What’s been said?
Published on line in July 2016, a research article entitled “Child-led and interest-inspired learning, home education, learning differences and the impact of regulation” by Giuliana Liberto still has relevance to issues currently being discussed within the HE community.
Liberto is “a home educator who researched the effects of regulatory change on home education practice and children’s learning and well-being.” Her research was “prompted by her experience and observation of the impacts of restrictive and prescriptive regulatory requirements and processes for home education, which were focused more on compliance than on student need.” Her setting is New South Wales, and her research is autoethnographical, reflecting on her family’s personal experience and drawing out wider cultural, political, and social implications in the wake of tighter regulation by the authorities and the imposition of a school-based model of education upon home educating families (Section 1.2).
Why does it matter?
Liberto’s opening statements reflect her own view, “Children with learning differences, who have struggled to learn in schools, often thrive in a more flexible, child-focused learning environment, such as can be provided by home education.” This will chime with the experience of many parents of children with learning difficulties here. She clearly states the negative impact of imposed and impersonal regulation, “Yet, jurisdictions that impose inflexible home education regulations that restrict child-led and interest-inspired approaches compromise children’s learning.”
Her comments carry weight for several reasons. She has personal experience of HE both before and after the regulatory changes. “Autoethnographic research revealed a clear difference in practice and learning outcomes pre- and post-regulatory change. A move from a flexible regulatory process which enabled child-led, interest-inspired learning, to an inflexible, strictly regulated process that restricted the possibilities for such approaches resulted in poorer learning and corroded well-being for learning-differenced students.” She has carefully considered the reasoning behind the changes: “Analysis suggests these changed regulatory processes were founded upon a particular concept of ‘children’s best interests’ which frames all children’s needs as identical and can make individual children’s needs invisible. In this situation, the question of how children’s best interests are defined, and by whom, becomes urgent.”

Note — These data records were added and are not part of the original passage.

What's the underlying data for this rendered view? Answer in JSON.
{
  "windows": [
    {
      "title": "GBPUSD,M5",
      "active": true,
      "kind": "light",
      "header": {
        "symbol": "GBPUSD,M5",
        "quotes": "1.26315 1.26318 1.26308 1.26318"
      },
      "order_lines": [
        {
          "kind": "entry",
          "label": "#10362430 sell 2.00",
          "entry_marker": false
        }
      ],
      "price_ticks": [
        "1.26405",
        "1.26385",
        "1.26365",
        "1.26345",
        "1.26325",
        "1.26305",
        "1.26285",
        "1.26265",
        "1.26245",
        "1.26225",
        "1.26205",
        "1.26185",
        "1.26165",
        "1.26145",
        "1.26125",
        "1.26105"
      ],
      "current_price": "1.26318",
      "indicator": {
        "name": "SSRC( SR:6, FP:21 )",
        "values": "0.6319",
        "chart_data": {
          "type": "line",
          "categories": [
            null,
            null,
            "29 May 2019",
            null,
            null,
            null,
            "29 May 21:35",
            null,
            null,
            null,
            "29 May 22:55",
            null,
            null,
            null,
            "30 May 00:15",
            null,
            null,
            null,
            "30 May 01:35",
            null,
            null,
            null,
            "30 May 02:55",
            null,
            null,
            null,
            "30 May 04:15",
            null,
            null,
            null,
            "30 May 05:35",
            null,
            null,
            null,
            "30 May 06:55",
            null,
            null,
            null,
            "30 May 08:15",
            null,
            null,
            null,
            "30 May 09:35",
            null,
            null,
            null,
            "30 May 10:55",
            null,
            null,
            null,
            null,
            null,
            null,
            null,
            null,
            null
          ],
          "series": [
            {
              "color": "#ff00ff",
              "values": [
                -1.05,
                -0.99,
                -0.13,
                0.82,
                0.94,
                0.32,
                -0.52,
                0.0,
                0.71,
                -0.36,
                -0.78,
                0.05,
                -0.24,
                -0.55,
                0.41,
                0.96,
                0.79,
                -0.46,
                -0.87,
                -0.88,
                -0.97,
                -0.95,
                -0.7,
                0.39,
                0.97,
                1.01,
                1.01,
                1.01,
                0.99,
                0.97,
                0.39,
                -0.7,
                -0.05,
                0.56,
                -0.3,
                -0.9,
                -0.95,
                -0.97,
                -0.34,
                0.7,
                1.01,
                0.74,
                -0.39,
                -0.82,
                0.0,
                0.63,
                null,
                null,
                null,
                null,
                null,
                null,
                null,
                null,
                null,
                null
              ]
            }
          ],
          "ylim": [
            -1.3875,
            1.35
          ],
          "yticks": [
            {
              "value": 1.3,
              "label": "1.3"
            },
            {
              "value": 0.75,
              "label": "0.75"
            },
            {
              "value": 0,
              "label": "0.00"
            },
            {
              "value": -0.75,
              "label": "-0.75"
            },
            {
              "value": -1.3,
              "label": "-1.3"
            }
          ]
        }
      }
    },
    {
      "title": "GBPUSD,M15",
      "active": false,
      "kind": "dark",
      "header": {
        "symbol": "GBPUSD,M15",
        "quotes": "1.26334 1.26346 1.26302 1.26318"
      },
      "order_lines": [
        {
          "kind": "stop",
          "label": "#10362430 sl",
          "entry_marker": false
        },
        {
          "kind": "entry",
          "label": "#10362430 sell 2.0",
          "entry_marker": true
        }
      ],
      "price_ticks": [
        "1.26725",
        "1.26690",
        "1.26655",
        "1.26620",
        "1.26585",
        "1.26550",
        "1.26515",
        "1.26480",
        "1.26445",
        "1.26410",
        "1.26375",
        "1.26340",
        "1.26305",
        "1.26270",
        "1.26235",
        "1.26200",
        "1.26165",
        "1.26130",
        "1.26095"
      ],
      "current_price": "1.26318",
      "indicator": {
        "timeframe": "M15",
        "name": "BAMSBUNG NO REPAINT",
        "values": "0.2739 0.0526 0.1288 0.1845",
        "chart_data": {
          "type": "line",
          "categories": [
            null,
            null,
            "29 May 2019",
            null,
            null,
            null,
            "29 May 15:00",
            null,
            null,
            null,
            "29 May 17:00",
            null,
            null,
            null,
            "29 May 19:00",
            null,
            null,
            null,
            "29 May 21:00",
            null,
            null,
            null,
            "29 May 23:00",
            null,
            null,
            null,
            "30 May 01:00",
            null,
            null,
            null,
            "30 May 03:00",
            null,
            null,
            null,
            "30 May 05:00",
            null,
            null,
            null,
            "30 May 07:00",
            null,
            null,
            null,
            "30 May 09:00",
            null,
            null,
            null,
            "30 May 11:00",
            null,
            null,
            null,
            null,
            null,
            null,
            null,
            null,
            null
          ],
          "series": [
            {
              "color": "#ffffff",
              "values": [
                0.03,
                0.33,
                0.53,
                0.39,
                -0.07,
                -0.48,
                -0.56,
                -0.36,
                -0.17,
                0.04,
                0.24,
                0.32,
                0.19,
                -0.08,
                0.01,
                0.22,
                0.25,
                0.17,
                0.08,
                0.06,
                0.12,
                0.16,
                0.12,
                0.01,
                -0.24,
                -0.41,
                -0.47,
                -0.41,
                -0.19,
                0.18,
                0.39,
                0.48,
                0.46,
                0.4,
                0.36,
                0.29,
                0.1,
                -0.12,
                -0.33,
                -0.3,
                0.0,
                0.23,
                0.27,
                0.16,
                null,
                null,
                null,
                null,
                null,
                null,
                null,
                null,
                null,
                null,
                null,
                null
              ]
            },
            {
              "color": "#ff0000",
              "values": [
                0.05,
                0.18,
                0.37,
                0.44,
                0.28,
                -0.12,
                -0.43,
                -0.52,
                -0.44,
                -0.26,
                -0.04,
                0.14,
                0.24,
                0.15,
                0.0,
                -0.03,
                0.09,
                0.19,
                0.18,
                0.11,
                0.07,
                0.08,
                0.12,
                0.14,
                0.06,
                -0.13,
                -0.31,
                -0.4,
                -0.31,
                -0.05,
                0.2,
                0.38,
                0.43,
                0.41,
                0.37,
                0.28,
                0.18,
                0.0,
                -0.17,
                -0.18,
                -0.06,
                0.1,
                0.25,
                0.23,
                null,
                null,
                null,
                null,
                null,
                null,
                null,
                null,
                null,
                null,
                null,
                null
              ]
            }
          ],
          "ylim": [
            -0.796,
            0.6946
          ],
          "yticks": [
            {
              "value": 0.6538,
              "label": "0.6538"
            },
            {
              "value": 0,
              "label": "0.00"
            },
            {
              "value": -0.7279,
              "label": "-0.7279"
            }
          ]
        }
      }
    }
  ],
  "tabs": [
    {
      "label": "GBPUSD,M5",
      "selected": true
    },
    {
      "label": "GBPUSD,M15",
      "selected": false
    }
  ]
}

Liberto also tackles states’ conflicting responsibilities to fulfil differing aspects of their duty under Education Acts and the UNCRoC, concluding (unsurprisingly) that parents’ “micro level” and personalised responses to their own children’s needs are almost always more successful that the “macro level blunt instrument” policies imposed by regulatory bodies. See Commentary Section 2.2.
Her observations are worthy of consideration. She notes that “inflexibly applied policy [can sometimes] obstruct specific children’s best interests.” She urges the importance of research and policy discussion around “the question of what constitutes, and who defines, children’s best interests”. She is fully convinced that “child-led and interest-inspired learning is effective and efficient, particularly in the context of an eclectic home education approach to learning differences.” Her comment, “However, parents’ ability to implement such strategies is vulnerable to regulatory attitude” demonstrates her understanding that the home environment can be adversely affected by tighter regulation, and how such effects are particularly notable in the case of learning-difference children.
What can I do?
Make time to read this article for yourself. Recommend it to policy-makers at both local and national levels, pointing out that we don’t have to fall into the same traps as other people if we are willing to listen to their advice and learn from their mistakes. If you haven’t submitted yet, you could make use of it in your English consultation response.